RICHARD A. BARTLETT
The proper base on which to trace the scientific exploration of the post-Civil War West is not located in the West at all but in Washington DC. There, in surroundings that reminded many visitors of an overgrown southern town, an intellectual awakening occurred during the Gilded Age. In government buildings along the dusty or muddy streets (depending on the weather), new government bureaus employed an increasing number of scientists. By 1900, the Smithsonian Institution administered the National Museum of Natural History, the National Zoological Park, the National Arboretum, the Bureau of American Ethnology, and the Woods Hole Marine Biological Laboratory. The Coast and Geodetic Survey, dating to 1807, was the most active scientific institution in the United States in 1867. The Naval Observatory was located in Washington, and it should not be forgotten that the army and navy conducted scientific work as a part of their duties. The Department of Agriculture, founded in 1862, was rapidly expanding its scientific activities. The predecessors of the U.S. Fish and Wildlife Service began work as early as 1871. Finally, the earth sciences of geology, paleontology, and paleobotany were centered in Washington: Ferdinand Vandeveer Hayden's U.S. Geological and Geographical Survey of the Territories and John Wesley Powell's U.S. Geographical and Geological Survey of the Rocky Mountain Region were administered out of the Interior Department, while Clarence King's U.S. Geological Exploration of the Fortieth Parallel and First Lieutenant George M. Wheeler's U.S. Geographical Surveys West of the One Hundredth Meridian were administered by the War Department. In 1879 these "Great Surveys" were consolidated into the U.S. Geological Survey.

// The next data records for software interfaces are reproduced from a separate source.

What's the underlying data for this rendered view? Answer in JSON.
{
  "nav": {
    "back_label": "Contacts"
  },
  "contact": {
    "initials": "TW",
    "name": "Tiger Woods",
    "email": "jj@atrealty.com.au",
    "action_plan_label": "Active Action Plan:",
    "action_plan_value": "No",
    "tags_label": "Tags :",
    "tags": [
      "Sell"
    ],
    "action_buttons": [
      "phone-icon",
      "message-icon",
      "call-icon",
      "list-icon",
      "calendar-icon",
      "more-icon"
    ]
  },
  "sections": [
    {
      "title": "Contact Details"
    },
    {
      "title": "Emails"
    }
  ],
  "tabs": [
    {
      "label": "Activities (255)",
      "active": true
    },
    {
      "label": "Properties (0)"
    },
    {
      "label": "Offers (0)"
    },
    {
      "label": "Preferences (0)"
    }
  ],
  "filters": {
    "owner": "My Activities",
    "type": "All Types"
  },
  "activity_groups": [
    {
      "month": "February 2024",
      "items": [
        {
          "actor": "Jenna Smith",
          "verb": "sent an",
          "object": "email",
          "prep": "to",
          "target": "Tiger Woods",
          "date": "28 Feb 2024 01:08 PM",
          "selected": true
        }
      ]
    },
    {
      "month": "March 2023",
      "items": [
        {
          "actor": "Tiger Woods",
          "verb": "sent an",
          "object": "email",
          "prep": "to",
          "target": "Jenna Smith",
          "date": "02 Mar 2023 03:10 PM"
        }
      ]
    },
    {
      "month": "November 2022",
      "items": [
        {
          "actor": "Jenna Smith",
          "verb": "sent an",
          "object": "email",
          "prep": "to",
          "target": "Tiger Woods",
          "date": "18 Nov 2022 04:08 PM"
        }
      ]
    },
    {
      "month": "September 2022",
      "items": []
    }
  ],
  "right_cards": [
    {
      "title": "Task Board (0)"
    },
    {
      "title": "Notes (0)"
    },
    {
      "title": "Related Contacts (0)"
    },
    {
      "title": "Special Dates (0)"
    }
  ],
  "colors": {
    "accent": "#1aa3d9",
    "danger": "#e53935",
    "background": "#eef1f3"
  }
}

Thus Washington DC, with a population of 131,000 in 1870 (238,000 by 1900), was for a brief time in the late 1800s the nation's center of scientific inquiry; indeed, it was one of the top three or four global centers of science